In their wills, many parents choose to leave property to their children. Others may give their children certain property while they are still living. Children may also have an interest in property as a result of a trust set up by one or both of their parents. But, what if these children are still minors? Is it legal for a parent or natural guardian to transfer property to minors? Who is authorized to make decisions with regard to that property? Can the minors themselves make decisions to alter or sell the property?

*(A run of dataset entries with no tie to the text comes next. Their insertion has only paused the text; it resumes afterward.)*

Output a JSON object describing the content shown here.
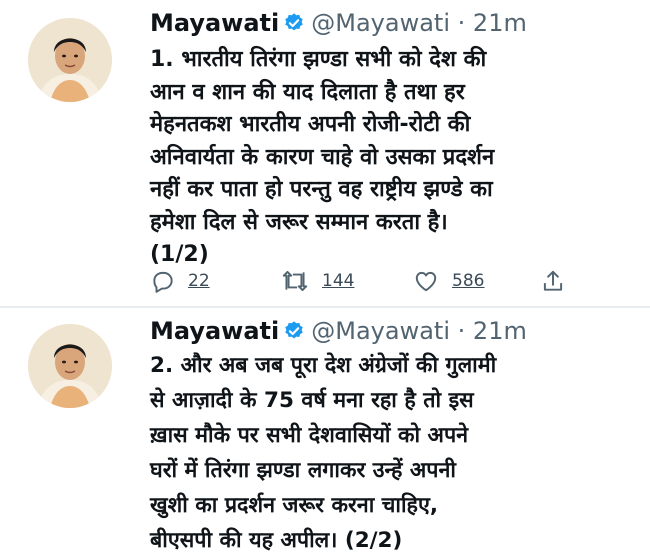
{
  "tweets": [
    {
      "name": "Mayawati",
      "handle": "@Mayawati",
      "separator": "·",
      "time": "21m",
      "lines": [
        "1. भारतीय तिरंगा झण्डा सभी को देश की",
        "आन व शान की याद दिलाता है तथा हर",
        "मेहनतकश भारतीय अपनी रोजी-रोटी की",
        "अनिवार्यता के कारण चाहे वो उसका प्रदर्शन",
        "नहीं कर पाता हो परन्तु वह राष्ट्रीय झण्डे का",
        "हमेशा दिल से जरूर सम्मान करता है।",
        "(1/2)"
      ],
      "replies": "22",
      "retweets": "144",
      "likes": "586"
    },
    {
      "name": "Mayawati",
      "handle": "@Mayawati",
      "separator": "·",
      "time": "21m",
      "lines": [
        "2. और अब जब पूरा देश अंग्रेजों की गुलामी",
        "से आज़ादी के 75 वर्ष मना रहा है तो इस",
        "ख़ास मौके पर सभी देशवासियों को अपने",
        "घरों में तिरंगा झण्डा लगाकर उन्हें अपनी",
        "खुशी का प्रदर्शन जरूर करना चाहिए,",
        "बीएसपी की यह अपील। (2/2)"
      ]
    }
  ],
  "icons": {
    "verified": "verified-badge-icon",
    "reply": "reply-icon",
    "retweet": "retweet-icon",
    "like": "like-icon",
    "share": "share-icon"
  },
  "colors": {
    "verified": "#1d9bf0",
    "secondary_text": "#536471",
    "divider": "#e6ecf0"
  }
}
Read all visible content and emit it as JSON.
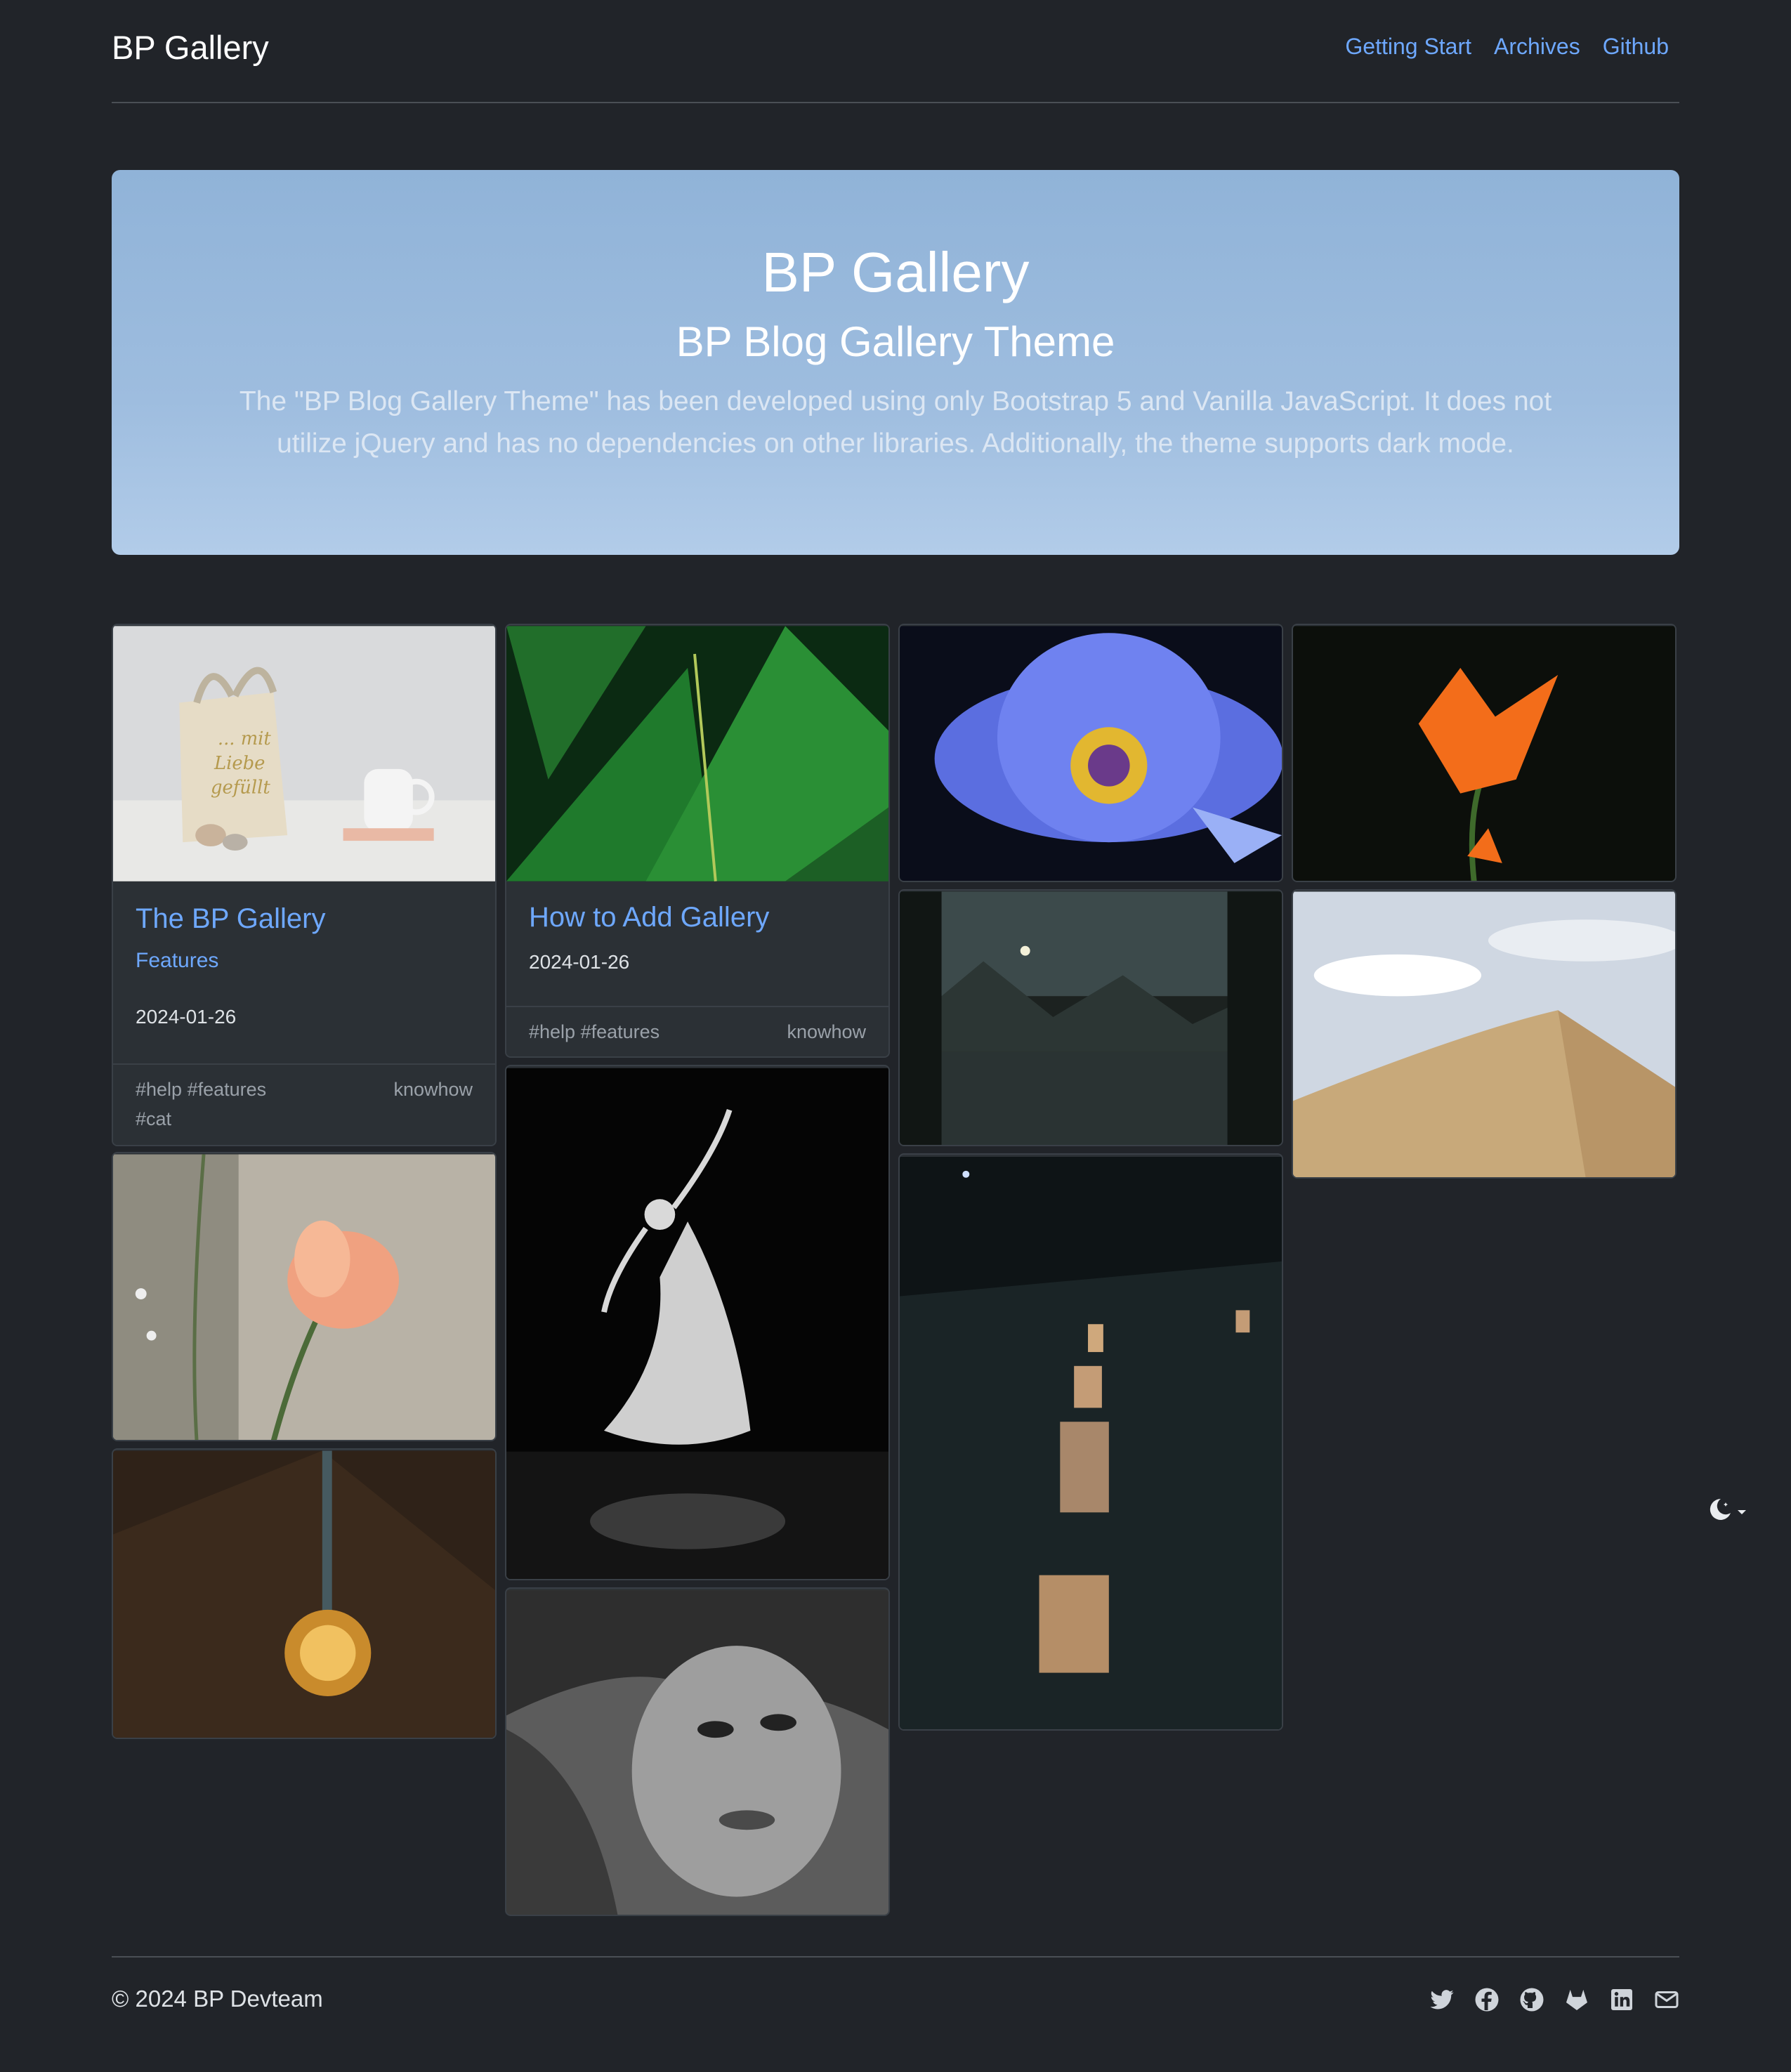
{
  "header": {
    "brand": "BP Gallery",
    "nav": [
      "Getting Start",
      "Archives",
      "Github"
    ]
  },
  "hero": {
    "title": "BP Gallery",
    "subtitle": "BP Blog Gallery Theme",
    "lead": "The \"BP Blog Gallery Theme\" has been developed using only Bootstrap 5 and Vanilla JavaScript. It does not utilize jQuery and has no dependencies on other libraries. Additionally, the theme supports dark mode."
  },
  "posts": [
    {
      "title": "The BP Gallery",
      "category": "Features",
      "date": "2024-01-26",
      "tags": "#help #features",
      "tags2": "#cat",
      "label": "knowhow"
    },
    {
      "title": "How to Add Gallery",
      "date": "2024-01-26",
      "tags": "#help #features",
      "label": "knowhow"
    }
  ],
  "footer": {
    "copyright": "© 2024 BP Devteam",
    "social_icons": [
      "twitter-icon",
      "facebook-icon",
      "github-icon",
      "gitlab-icon",
      "linkedin-icon",
      "mail-icon"
    ]
  },
  "theme_toggle_icon": "moon-stars-icon",
  "colors": {
    "background": "#212429",
    "link": "#6ea8fe",
    "hero": "#9ebddf"
  }
}
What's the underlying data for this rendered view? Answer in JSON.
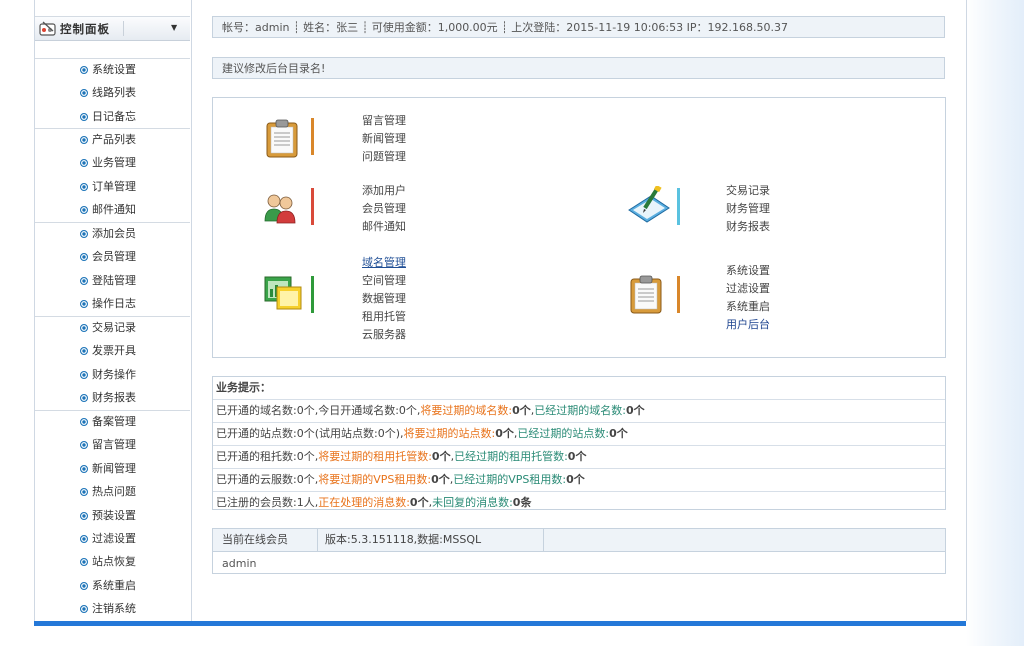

Generally, “[t]he fact that a person is a minor does not prevent him from acquiring and holding title to property.” Watkins v. Watkins, 123 Fla. 267 (1936). However, complications often arise out of a minor owning real or personal property or having some other property interest transferred to him or her, such as having to pay property taxes on real estate. In this circumstance, the natural guardian of the child will have to assist the child. When the aggregate sum of the property does not exceed $15,000, the natural guardian(s) of a minor may “(a) settle and consummate a settlement of any claim or cause of action accruing to any of their minor children for damages to the person or property of any minor children; (b) collect, receive, manage, and dispose of the proceeds of any settlement; (c) collect, receive, manage, and dispose of any real or personal property distributed from an estate or trust; (d) collect, receive, manage, and dispose of and make elections regarding the proceeds from a life insurance policy or annuity contract payable to, or otherwise accruing to, the benefit of the child; and (e) collect, receive, manage, dispose of, and make elections regarding the proceeds of any benefit plan . . . of which the minor is a beneficiary, participant, or owner.” Fla. Stat. § 744.301(2). However, when the amount of the property exceeds $15,000, the rights of the natural guardians are limited and subject to review and permission of the court. Until the minor reaches the legal age of majority, he or she is under a type of “disability” because she lacks the capacity to enter into binding contracts. However, if the minor does not want to sell the property or does not need to sell the property, he or she may choose to hang on to the property until he or she reaches the age of majority.